• Exercise details
Output the material exactly, with every line intact.
---------- Material to process ----------
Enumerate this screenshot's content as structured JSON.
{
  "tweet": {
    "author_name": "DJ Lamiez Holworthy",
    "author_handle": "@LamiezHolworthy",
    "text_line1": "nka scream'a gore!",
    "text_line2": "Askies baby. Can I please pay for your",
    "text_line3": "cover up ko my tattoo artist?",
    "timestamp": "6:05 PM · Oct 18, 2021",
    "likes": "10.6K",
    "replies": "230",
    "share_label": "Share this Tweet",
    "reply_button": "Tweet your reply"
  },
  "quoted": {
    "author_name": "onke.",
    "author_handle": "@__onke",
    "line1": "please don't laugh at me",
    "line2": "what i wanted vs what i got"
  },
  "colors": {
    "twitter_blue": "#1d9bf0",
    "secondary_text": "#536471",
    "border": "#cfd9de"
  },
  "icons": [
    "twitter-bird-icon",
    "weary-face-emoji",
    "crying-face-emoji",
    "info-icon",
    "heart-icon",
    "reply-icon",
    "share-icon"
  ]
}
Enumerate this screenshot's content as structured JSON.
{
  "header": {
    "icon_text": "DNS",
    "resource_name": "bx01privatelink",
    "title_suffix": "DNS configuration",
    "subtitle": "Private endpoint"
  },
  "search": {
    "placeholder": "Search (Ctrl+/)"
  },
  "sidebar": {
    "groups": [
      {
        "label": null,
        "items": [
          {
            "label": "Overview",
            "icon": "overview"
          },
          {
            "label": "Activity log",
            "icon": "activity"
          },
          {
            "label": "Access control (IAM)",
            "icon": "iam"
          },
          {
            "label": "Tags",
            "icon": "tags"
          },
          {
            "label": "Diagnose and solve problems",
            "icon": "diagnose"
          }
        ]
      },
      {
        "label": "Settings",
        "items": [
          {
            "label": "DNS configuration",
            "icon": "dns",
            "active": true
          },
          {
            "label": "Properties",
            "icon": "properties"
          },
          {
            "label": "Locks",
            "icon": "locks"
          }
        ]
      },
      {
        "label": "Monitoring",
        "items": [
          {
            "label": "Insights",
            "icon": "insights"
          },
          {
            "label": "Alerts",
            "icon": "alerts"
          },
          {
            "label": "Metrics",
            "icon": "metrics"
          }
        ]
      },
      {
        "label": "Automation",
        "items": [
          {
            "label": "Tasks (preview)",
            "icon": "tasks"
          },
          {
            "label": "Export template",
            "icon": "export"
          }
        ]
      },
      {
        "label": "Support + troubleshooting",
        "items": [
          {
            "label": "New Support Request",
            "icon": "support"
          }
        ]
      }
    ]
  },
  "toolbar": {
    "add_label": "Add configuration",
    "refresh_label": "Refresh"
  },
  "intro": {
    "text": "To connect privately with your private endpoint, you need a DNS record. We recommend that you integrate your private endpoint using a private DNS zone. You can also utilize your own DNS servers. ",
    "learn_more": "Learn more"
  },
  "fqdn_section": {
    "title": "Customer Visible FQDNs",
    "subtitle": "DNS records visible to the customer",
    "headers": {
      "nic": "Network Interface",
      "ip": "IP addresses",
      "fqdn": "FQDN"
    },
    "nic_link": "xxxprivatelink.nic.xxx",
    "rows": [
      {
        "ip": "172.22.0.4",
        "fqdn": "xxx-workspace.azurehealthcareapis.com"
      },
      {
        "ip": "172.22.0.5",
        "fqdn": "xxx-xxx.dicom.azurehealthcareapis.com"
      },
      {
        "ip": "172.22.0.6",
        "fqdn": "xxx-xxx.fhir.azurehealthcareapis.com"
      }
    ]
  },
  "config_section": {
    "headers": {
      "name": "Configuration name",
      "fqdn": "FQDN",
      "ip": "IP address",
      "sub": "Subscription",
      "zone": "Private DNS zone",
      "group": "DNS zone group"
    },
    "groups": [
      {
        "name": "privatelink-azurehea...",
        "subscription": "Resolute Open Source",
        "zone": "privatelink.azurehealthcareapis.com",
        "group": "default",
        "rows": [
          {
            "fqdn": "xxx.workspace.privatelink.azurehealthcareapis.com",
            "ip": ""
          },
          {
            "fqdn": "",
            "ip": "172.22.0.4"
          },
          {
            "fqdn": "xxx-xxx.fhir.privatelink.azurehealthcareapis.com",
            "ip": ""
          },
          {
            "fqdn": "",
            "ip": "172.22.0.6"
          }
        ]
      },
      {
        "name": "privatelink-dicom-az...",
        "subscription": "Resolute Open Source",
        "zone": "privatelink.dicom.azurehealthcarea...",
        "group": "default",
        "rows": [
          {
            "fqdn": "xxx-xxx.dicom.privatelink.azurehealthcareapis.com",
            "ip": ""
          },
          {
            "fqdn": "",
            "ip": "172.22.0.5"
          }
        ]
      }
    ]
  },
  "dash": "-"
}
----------
• Exercise response
Enumerate this screenshot's content as structured JSON.
{
  "tweet": {
    "author_name": "DJ Lamiez Holworthy",
    "author_handle": "@LamiezHolworthy",
    "text_line1": "nka scream'a gore!",
    "text_line2": "Askies baby. Can I please pay for your",
    "text_line3": "cover up ko my tattoo artist?",
    "timestamp": "6:05 PM · Oct 18, 2021",
    "likes": "10.6K",
    "replies": "230",
    "share_label": "Share this Tweet",
    "reply_button": "Tweet your reply"
  },
  "quoted": {
    "author_name": "onke.",
    "author_handle": "@__onke",
    "line1": "please don't laugh at me",
    "line2": "what i wanted vs what i got"
  },
  "colors": {
    "twitter_blue": "#1d9bf0",
    "secondary_text": "#536471",
    "border": "#cfd9de"
  },
  "icons": [
    "twitter-bird-icon",
    "weary-face-emoji",
    "crying-face-emoji",
    "info-icon",
    "heart-icon",
    "reply-icon",
    "share-icon"
  ]
}
Enumerate this screenshot's content as structured JSON.
{
  "header": {
    "icon_text": "DNS",
    "resource_name": "bx01privatelink",
    "title_suffix": "DNS configuration",
    "subtitle": "Private endpoint"
  },
  "search": {
    "placeholder": "Search (Ctrl+/)"
  },
  "sidebar": {
    "groups": [
      {
        "label": null,
        "items": [
          {
            "label": "Overview",
            "icon": "overview"
          },
          {
            "label": "Activity log",
            "icon": "activity"
          },
          {
            "label": "Access control (IAM)",
            "icon": "iam"
          },
          {
            "label": "Tags",
            "icon": "tags"
          },
          {
            "label": "Diagnose and solve problems",
            "icon": "diagnose"
          }
        ]
      },
      {
        "label": "Settings",
        "items": [
          {
            "label": "DNS configuration",
            "icon": "dns",
            "active": true
          },
          {
            "label": "Properties",
            "icon": "properties"
          },
          {
            "label": "Locks",
            "icon": "locks"
          }
        ]
      },
      {
        "label": "Monitoring",
        "items": [
          {
            "label": "Insights",
            "icon": "insights"
          },
          {
            "label": "Alerts",
            "icon": "alerts"
          },
          {
            "label": "Metrics",
            "icon": "metrics"
          }
        ]
      },
      {
        "label": "Automation",
        "items": [
          {
            "label": "Tasks (preview)",
            "icon": "tasks"
          },
          {
            "label": "Export template",
            "icon": "export"
          }
        ]
      },
      {
        "label": "Support + troubleshooting",
        "items": [
          {
            "label": "New Support Request",
            "icon": "support"
          }
        ]
      }
    ]
  },
  "toolbar": {
    "add_label": "Add configuration",
    "refresh_label": "Refresh"
  },
  "intro": {
    "text": "To connect privately with your private endpoint, you need a DNS record. We recommend that you integrate your private endpoint using a private DNS zone. You can also utilize your own DNS servers. ",
    "learn_more": "Learn more"
  },
  "fqdn_section": {
    "title": "Customer Visible FQDNs",
    "subtitle": "DNS records visible to the customer",
    "headers": {
      "nic": "Network Interface",
      "ip": "IP addresses",
      "fqdn": "FQDN"
    },
    "nic_link": "xxxprivatelink.nic.xxx",
    "rows": [
      {
        "ip": "172.22.0.4",
        "fqdn": "xxx-workspace.azurehealthcareapis.com"
      },
      {
        "ip": "172.22.0.5",
        "fqdn": "xxx-xxx.dicom.azurehealthcareapis.com"
      },
      {
        "ip": "172.22.0.6",
        "fqdn": "xxx-xxx.fhir.azurehealthcareapis.com"
      }
    ]
  },
  "config_section": {
    "headers": {
      "name": "Configuration name",
      "fqdn": "FQDN",
      "ip": "IP address",
      "sub": "Subscription",
      "zone": "Private DNS zone",
      "group": "DNS zone group"
    },
    "groups": [
      {
        "name": "privatelink-azurehea...",
        "subscription": "Resolute Open Source",
        "zone": "privatelink.azurehealthcareapis.com",
        "group": "default",
        "rows": [
          {
            "fqdn": "xxx.workspace.privatelink.azurehealthcareapis.com",
            "ip": ""
          },
          {
            "fqdn": "",
            "ip": "172.22.0.4"
          },
          {
            "fqdn": "xxx-xxx.fhir.privatelink.azurehealthcareapis.com",
            "ip": ""
          },
          {
            "fqdn": "",
            "ip": "172.22.0.6"
          }
        ]
      },
      {
        "name": "privatelink-dicom-az...",
        "subscription": "Resolute Open Source",
        "zone": "privatelink.dicom.azurehealthcarea...",
        "group": "default",
        "rows": [
          {
            "fqdn": "xxx-xxx.dicom.privatelink.azurehealthcareapis.com",
            "ip": ""
          },
          {
            "fqdn": "",
            "ip": "172.22.0.5"
          }
        ]
      }
    ]
  },
  "dash": "-"
}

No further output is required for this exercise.